▶ [Data listing]:
• • •

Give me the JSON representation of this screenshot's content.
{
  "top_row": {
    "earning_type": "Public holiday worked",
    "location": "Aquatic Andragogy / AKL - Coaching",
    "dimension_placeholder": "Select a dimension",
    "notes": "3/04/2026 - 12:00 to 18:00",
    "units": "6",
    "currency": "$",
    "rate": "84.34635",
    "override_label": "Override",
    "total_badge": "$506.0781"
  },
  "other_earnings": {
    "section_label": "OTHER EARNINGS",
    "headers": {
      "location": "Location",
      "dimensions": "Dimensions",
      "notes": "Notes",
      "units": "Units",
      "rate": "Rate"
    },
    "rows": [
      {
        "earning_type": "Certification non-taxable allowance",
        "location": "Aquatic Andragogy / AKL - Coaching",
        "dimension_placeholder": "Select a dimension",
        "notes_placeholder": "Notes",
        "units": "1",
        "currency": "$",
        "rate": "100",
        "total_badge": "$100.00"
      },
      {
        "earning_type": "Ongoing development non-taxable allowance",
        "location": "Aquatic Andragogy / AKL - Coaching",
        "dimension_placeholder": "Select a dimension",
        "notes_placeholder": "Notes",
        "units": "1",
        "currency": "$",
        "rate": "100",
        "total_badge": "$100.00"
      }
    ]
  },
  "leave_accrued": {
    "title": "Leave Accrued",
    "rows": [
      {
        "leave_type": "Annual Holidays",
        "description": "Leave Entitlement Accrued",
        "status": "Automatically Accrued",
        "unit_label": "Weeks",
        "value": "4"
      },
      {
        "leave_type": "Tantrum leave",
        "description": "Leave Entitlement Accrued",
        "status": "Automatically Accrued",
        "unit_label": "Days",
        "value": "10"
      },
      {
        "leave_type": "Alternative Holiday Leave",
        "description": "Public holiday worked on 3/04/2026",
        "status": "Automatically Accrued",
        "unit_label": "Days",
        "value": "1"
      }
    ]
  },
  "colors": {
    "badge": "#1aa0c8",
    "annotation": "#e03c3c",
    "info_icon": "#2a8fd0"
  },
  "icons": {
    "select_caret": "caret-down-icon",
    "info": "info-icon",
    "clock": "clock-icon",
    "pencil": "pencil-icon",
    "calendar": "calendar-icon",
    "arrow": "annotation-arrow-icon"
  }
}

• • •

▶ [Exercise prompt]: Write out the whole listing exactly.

▶ [Answer for the task]:
Give me the JSON representation of this screenshot's content.
{
  "top_row": {
    "earning_type": "Public holiday worked",
    "location": "Aquatic Andragogy / AKL - Coaching",
    "dimension_placeholder": "Select a dimension",
    "notes": "3/04/2026 - 12:00 to 18:00",
    "units": "6",
    "currency": "$",
    "rate": "84.34635",
    "override_label": "Override",
    "total_badge": "$506.0781"
  },
  "other_earnings": {
    "section_label": "OTHER EARNINGS",
    "headers": {
      "location": "Location",
      "dimensions": "Dimensions",
      "notes": "Notes",
      "units": "Units",
      "rate": "Rate"
    },
    "rows": [
      {
        "earning_type": "Certification non-taxable allowance",
        "location": "Aquatic Andragogy / AKL - Coaching",
        "dimension_placeholder": "Select a dimension",
        "notes_placeholder": "Notes",
        "units": "1",
        "currency": "$",
        "rate": "100",
        "total_badge": "$100.00"
      },
      {
        "earning_type": "Ongoing development non-taxable allowance",
        "location": "Aquatic Andragogy / AKL - Coaching",
        "dimension_placeholder": "Select a dimension",
        "notes_placeholder": "Notes",
        "units": "1",
        "currency": "$",
        "rate": "100",
        "total_badge": "$100.00"
      }
    ]
  },
  "leave_accrued": {
    "title": "Leave Accrued",
    "rows": [
      {
        "leave_type": "Annual Holidays",
        "description": "Leave Entitlement Accrued",
        "status": "Automatically Accrued",
        "unit_label": "Weeks",
        "value": "4"
      },
      {
        "leave_type": "Tantrum leave",
        "description": "Leave Entitlement Accrued",
        "status": "Automatically Accrued",
        "unit_label": "Days",
        "value": "10"
      },
      {
        "leave_type": "Alternative Holiday Leave",
        "description": "Public holiday worked on 3/04/2026",
        "status": "Automatically Accrued",
        "unit_label": "Days",
        "value": "1"
      }
    ]
  },
  "colors": {
    "badge": "#1aa0c8",
    "annotation": "#e03c3c",
    "info_icon": "#2a8fd0"
  },
  "icons": {
    "select_caret": "caret-down-icon",
    "info": "info-icon",
    "clock": "clock-icon",
    "pencil": "pencil-icon",
    "calendar": "calendar-icon",
    "arrow": "annotation-arrow-icon"
  }
}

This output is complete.